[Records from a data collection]
....
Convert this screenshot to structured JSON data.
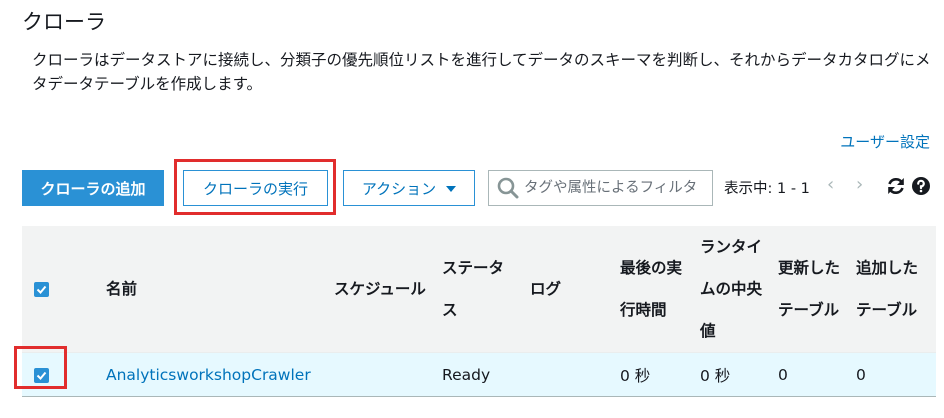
{
  "page": {
    "title": "クローラ",
    "description": "クローラはデータストアに接続し、分類子の優先順位リストを進行してデータのスキーマを判断し、それからデータカタログにメタデータテーブルを作成します。",
    "user_settings": "ユーザー設定"
  },
  "toolbar": {
    "add_label": "クローラの追加",
    "run_label": "クローラの実行",
    "action_label": "アクション",
    "search_placeholder": "タグや属性によるフィルタ",
    "pager_text": "表示中: 1 - 1",
    "prev_glyph": "‹",
    "next_glyph": "›"
  },
  "icons": [
    "search-icon",
    "refresh-icon",
    "help-icon",
    "chevron-left-icon",
    "chevron-right-icon",
    "caret-down-icon",
    "checkbox-checked-icon"
  ],
  "colors": {
    "primary": "#2a91d5",
    "link": "#0073bb",
    "highlight": "#e12d2d",
    "selected_row": "#e6f9ff",
    "header_bg": "#f2f3f3"
  },
  "table": {
    "columns": [
      "名前",
      "スケジュール",
      "ステータス",
      "ログ",
      "最後の実行時間",
      "ランタイムの中央値",
      "更新したテーブル",
      "追加したテーブル"
    ],
    "rows": [
      {
        "selected": true,
        "name": "AnalyticsworkshopCrawler",
        "schedule": "",
        "status": "Ready",
        "log": "",
        "last_runtime": "0 秒",
        "median_runtime": "0 秒",
        "tables_updated": "0",
        "tables_added": "0"
      }
    ]
  }
}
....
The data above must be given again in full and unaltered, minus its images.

Convert this screenshot to structured JSON data.
{
  "page": {
    "title": "クローラ",
    "description": "クローラはデータストアに接続し、分類子の優先順位リストを進行してデータのスキーマを判断し、それからデータカタログにメタデータテーブルを作成します。",
    "user_settings": "ユーザー設定"
  },
  "toolbar": {
    "add_label": "クローラの追加",
    "run_label": "クローラの実行",
    "action_label": "アクション",
    "search_placeholder": "タグや属性によるフィルタ",
    "pager_text": "表示中: 1 - 1",
    "prev_glyph": "‹",
    "next_glyph": "›"
  },
  "icons": [
    "search-icon",
    "refresh-icon",
    "help-icon",
    "chevron-left-icon",
    "chevron-right-icon",
    "caret-down-icon",
    "checkbox-checked-icon"
  ],
  "colors": {
    "primary": "#2a91d5",
    "link": "#0073bb",
    "highlight": "#e12d2d",
    "selected_row": "#e6f9ff",
    "header_bg": "#f2f3f3"
  },
  "table": {
    "columns": [
      "名前",
      "スケジュール",
      "ステータス",
      "ログ",
      "最後の実行時間",
      "ランタイムの中央値",
      "更新したテーブル",
      "追加したテーブル"
    ],
    "rows": [
      {
        "selected": true,
        "name": "AnalyticsworkshopCrawler",
        "schedule": "",
        "status": "Ready",
        "log": "",
        "last_runtime": "0 秒",
        "median_runtime": "0 秒",
        "tables_updated": "0",
        "tables_added": "0"
      }
    ]
  }
}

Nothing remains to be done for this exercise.